“It’s extremely exciting because there are some new things that have been built since I left. A lot of improvements and, of course, the league has changed a little bit. They’ve added new members and the conference alignment has changed since I left, but one thing about it is that the southern part of heaven hasn’t changed. There’s a lot of good things, lot of good places to eat, lot of good people. It’s just a great place to be.”
How much did you jump at this opportunity when it came about?
“Well, I had an opportunity to have some other roles at some other schools that required some coordinator things and a lot more zeros past the dollar sign and this far outweighed [those opportunities]. It wasn’t even a choice to do one or the other, because I felt like having an opportunity to come back to Carolina and be Carolina blue was just a unique experience, obviously, with Larry [Fedora] being a friend and being able to work with people that I knew in Blake [Anderson] and other guys and just having some fun.”
Did you reach out to Fedora first or did he contact you?
2002 Media Day
with Chelsey Borders and Sam Aiken
“We had been talking back and forth because obviously when Larry’s name was mentioned with the job, I had a lot of conversation with people from this part of the world, people calling and saying, ‘Hey, I know you worked with Larry and you know him well. What kind of guy is he and would he be interested? Why should we hire and what qualities do you think he brings?’ All of the things that you get. Can he recruit? Tell me about the offense and tell me about all of these other things. Then, obviously, when everything happened he called and said, ‘This is going to take place.’ He knew I had other opportunities and he said, ‘Look, this is what we can do. How do you feel about it?’”
Is this a place you’ve always wanted to get back to ever since you left?
“No question. I think it’s a place that if you haven’t been here, you want to be here, and if you’ve been here, you never want to leave. And if you did leave, you always want to come back.”
You go back a long way with Coach Fedora in this style of offense. Was that relationship within the offense one of the attractive aspects of this job opportunity?
“It was.
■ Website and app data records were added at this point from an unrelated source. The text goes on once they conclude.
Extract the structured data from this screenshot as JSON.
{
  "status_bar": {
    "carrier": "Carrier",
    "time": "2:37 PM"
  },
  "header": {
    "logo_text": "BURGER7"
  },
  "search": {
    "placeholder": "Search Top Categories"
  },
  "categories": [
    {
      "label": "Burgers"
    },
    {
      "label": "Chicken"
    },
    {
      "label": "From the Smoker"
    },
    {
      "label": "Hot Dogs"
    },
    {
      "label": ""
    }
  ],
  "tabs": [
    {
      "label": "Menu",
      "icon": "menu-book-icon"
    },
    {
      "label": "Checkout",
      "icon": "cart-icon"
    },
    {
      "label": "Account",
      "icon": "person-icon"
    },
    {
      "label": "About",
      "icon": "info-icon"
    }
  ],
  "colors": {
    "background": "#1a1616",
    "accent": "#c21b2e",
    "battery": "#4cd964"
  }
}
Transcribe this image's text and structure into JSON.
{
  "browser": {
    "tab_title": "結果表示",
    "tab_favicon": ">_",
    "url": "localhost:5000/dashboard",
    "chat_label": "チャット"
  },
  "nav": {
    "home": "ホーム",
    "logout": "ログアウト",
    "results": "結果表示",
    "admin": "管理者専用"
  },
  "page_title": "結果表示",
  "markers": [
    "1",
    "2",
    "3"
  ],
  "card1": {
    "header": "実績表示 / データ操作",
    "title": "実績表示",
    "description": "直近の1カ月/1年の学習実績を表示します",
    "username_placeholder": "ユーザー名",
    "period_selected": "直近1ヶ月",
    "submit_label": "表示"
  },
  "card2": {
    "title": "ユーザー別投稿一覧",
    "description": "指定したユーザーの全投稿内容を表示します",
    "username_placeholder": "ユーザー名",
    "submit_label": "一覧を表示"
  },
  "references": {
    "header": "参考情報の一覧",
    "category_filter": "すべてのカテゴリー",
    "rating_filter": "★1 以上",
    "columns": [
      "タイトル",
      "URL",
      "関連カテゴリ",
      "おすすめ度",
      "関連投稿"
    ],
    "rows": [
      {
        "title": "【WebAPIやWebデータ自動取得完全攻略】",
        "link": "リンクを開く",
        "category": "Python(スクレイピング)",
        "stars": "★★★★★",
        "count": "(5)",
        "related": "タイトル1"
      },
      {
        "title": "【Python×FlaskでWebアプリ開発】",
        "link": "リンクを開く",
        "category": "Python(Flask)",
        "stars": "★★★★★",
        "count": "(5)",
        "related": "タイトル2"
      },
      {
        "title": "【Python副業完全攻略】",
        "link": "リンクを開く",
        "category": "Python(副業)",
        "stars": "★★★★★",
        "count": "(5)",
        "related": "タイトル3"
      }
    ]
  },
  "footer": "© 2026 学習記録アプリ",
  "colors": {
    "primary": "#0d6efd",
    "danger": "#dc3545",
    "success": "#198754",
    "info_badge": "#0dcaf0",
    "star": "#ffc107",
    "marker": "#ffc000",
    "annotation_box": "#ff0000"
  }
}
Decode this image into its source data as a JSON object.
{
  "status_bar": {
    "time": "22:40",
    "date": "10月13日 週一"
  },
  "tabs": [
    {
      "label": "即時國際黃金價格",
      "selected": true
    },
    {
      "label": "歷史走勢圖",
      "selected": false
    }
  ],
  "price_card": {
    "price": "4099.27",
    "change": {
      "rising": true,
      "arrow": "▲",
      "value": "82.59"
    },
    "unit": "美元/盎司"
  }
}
It was a friendship born out of that offense which was born out of a bunch of different guys getting together and experimenting and coming up with something very unique. And it started back in the ‘90s when Coach Fedora was at Middle Tennessee and we were at Marshall and a lot of different things were going on at that point where were unique. You see Oklahoma State, you see Oregon, you see a bunch of different people step outside the box, outside of the traditional style of offense of huddling up and doing things where you’ve got to do it this way, and broke the mold.
"You see the Indianapolis Colts take a guy like Peyton Manning and run that style of offense at the highest level and when all of the pieces are there, it’s pretty successful. So we had a friendship there football-wise and had a lot of other guys that had worked with each other, so it was pretty exciting to put it together at Oklahoma State and watch it from ’05 to what it is today.”
This is termed as a run-first spread look, but you’ve had some receivers to have plenty of success in this offense. What allows for that type of production in a run-based scheme?
2004 Spring Practice
working with Adarius Bowman
“It’s balance. I think you always have to be able to run the ball. Fortunately at Oklahoma State, we led the league in rushing for three years in a row. And people said that’s hard to do in a one-back offense, but not really. You see Oregon doing the same thing now. So I think in the spread offense, people have a misnomer about throwing it every down. At times, you can, if that’s required, but you can also run the football.
"So by creating an atmosphere in which you have the run, then that means the extra defensive player or two have to close down in the box, which means 1-on-1 matchups [for the receivers]. Man-to-man defense is sometimes pretty tough if you’ve got some bad matchups with people like Dez Bryant and Justin Blackmon and the Sam Aikens of the world, and Hakeem Nicks and Randy Moss, too. They’re pretty tough to match up on 1-on-1 for a period of time.”